Even when Chaudhary is seated, his body hums and jitters, almost electric. “A friend got that for me from Sundance,” he says, displaying the carnival watch on his left wrist that sports a bucktoothed Sanders on its dial. Despite his exhaustion — the wear of the campaign shows in his morning shadow — the 40-year-old still has the enthusiasm you’d expect from an Indian-Jewish kid whose earliest memories include watching the Reagan-Carter debates with his family in Chappaqua, New York (ironically, where the Clintons now live). Chaudhary admired the authenticity of Ross Perot in ’92, and says that both Sanders and Obama are “the same on- and off-camera.” Only bathroom breaks and the Situation Room were off-limits for Obama, while Sanders is more private, notably requiring cameras to be off during his visits with Black Lives Matter protesters and families during the Flint, Michigan, water crisis. “Bernie will say, ‘Look, it doesn’t need to be Gone With the Wind — let’s just get it done.’ It’s always that or Citizen Kane,” Chaudhary says, laughing. “All of these movies are from the ’40s, which is weird, because he’s not 120 years old.”

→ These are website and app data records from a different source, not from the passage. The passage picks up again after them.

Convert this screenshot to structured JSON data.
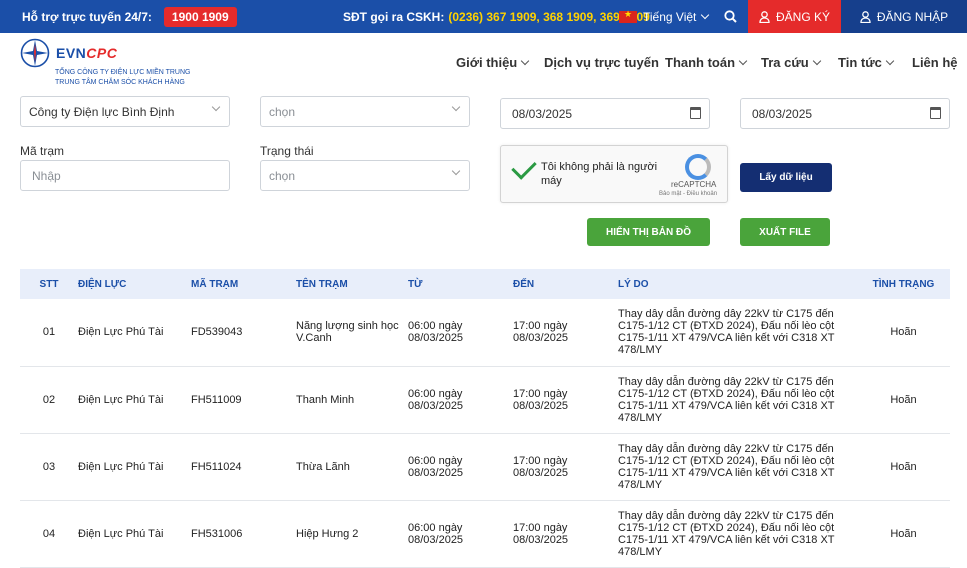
{
  "topbar": {
    "support_label": "Hỗ trợ trực tuyến 24/7:",
    "hotline": "1900 1909",
    "cskh_label": "SĐT gọi ra CSKH:",
    "cskh_numbers": "(0236) 367 1909, 368 1909, 369 1909",
    "language": "Tiếng Việt",
    "register_label": "ĐĂNG KÝ",
    "login_label": "ĐĂNG NHẬP",
    "accent": "#1b4fa8",
    "red": "#e52b2b"
  },
  "header": {
    "logo_text_evn": "EVN",
    "logo_text_cpc": "CPC",
    "logo_sub1": "TỔNG CÔNG TY ĐIỆN LỰC MIỀN TRUNG",
    "logo_sub2": "TRUNG TÂM CHĂM SÓC KHÁCH HÀNG",
    "nav": [
      "Giới thiệu",
      "Dịch vụ trực tuyến",
      "Thanh toán",
      "Tra cứu",
      "Tin tức",
      "Liên hệ"
    ]
  },
  "filters": {
    "company": "Công ty Điện lực Bình Định",
    "unit_placeholder": "chọn",
    "from_date": "08/03/2025",
    "to_date": "08/03/2025",
    "station_label": "Mã trạm",
    "station_placeholder": "Nhập",
    "status_label": "Trạng thái",
    "status_placeholder": "chọn",
    "captcha_text": "Tôi không phải là người máy",
    "captcha_brand": "reCAPTCHA",
    "captcha_terms": "Bảo mật - Điều khoản",
    "fetch_button": "Lấy dữ liệu",
    "map_button": "HIỂN THỊ BẢN ĐỒ",
    "export_button": "XUẤT FILE"
  },
  "table": {
    "headers": [
      "STT",
      "ĐIỆN LỰC",
      "MÃ TRẠM",
      "TÊN TRẠM",
      "TỪ",
      "ĐẾN",
      "LÝ DO",
      "TÌNH TRẠNG"
    ],
    "rows": [
      {
        "stt": "01",
        "dien_luc": "Điện Lực Phú Tài",
        "ma_tram": "FD539043",
        "ten_tram": "Năng lượng sinh học V.Canh",
        "tu": "06:00 ngày 08/03/2025",
        "den": "17:00 ngày 08/03/2025",
        "ly_do": "Thay dây dẫn đường dây 22kV từ C175 đến C175-1/12 CT (ĐTXD 2024), Đấu nối lèo cột C175-1/11 XT 479/VCA liên kết với C318 XT 478/LMY",
        "tinh_trang": "Hoãn"
      },
      {
        "stt": "02",
        "dien_luc": "Điện Lực Phú Tài",
        "ma_tram": "FH511009",
        "ten_tram": "Thanh Minh",
        "tu": "06:00 ngày 08/03/2025",
        "den": "17:00 ngày 08/03/2025",
        "ly_do": "Thay dây dẫn đường dây 22kV từ C175 đến C175-1/12 CT (ĐTXD 2024), Đấu nối lèo cột C175-1/11 XT 479/VCA liên kết với C318 XT 478/LMY",
        "tinh_trang": "Hoãn"
      },
      {
        "stt": "03",
        "dien_luc": "Điện Lực Phú Tài",
        "ma_tram": "FH511024",
        "ten_tram": "Thừa Lãnh",
        "tu": "06:00 ngày 08/03/2025",
        "den": "17:00 ngày 08/03/2025",
        "ly_do": "Thay dây dẫn đường dây 22kV từ C175 đến C175-1/12 CT (ĐTXD 2024), Đấu nối lèo cột C175-1/11 XT 479/VCA liên kết với C318 XT 478/LMY",
        "tinh_trang": "Hoãn"
      },
      {
        "stt": "04",
        "dien_luc": "Điện Lực Phú Tài",
        "ma_tram": "FH531006",
        "ten_tram": "Hiệp Hưng 2",
        "tu": "06:00 ngày 08/03/2025",
        "den": "17:00 ngày 08/03/2025",
        "ly_do": "Thay dây dẫn đường dây 22kV từ C175 đến C175-1/12 CT (ĐTXD 2024), Đấu nối lèo cột C175-1/11 XT 479/VCA liên kết với C318 XT 478/LMY",
        "tinh_trang": "Hoãn"
      }
    ]
  }
}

Chaudhary’s perpetual awe verges on fanboyish. Although polls have his candidate down in California, and history holds no obligation to runner-ups, the flimmaker is undeterred. “The words ‘unprecedented,’ ‘unheralded,’ ‘impossible,’ they keep coming up again and again with this campaign, as we make amazing progress,” he says. The propaganda accusation is one Chaudhary is all too familiar with, so much so that he addresses it without being prompted. “We are here to make the extraordinary mundane. The opposite, to me, is propaganda,” he says. Rutgers’ Greenberg, a former journalist and author of Republic of Spin, thinks that definition “sounds like a rationalization.” While at the White House, Chaudhary started the West Wing Week Web series, and a fawning video of Elena Kagan – which he notes was the work of another White House aide – was criticized in 2010 for circumventing journalists, who weren’t offered an interview with the then–Supreme Court nominee.
Former CNN producer Kate Albright-Hanna, an Obama campaigner who recruited Chaudhary for the 2008 video team, says officials wanted to make WhiteHouse.gov an outlet profiling “the heroes inside the White House.… Basically, ‘We want to do propaganda showing ourselves to be amazing.’ ” She adds that Chaudhary pushed back against that directive: “Arun stayed and fought the good fight of trying to bring humanity to government videos.” Chaudhary met Albright-Hanna as a teenager, while at a Junior Statesmen of America summer camp, where they became pen pals over their mutual love for leftist politics, and Chaudhary still has a Eugene V. Debs poster on the wall of his childhood bedroom. “The word ‘socialism’ is a permanent gift back to America,” Chaudhary says today, crediting Sanders with making the term more socially acceptable.
Like many producers whose formative years came during the ’90s and early aughts, Chaudhary sees technology as the path to further democratizing elections. “Are there limits? Maybe,” he says, before adding optimistically, “We haven’t gotten to them yet.” Even during the Obama campaign, Chaudhary wasn’t able to crowdsource content the way he does now, encouraging media producers to spawn Facebook groups across the country. “This is new, empowering regular people outside the campaign to make political art.”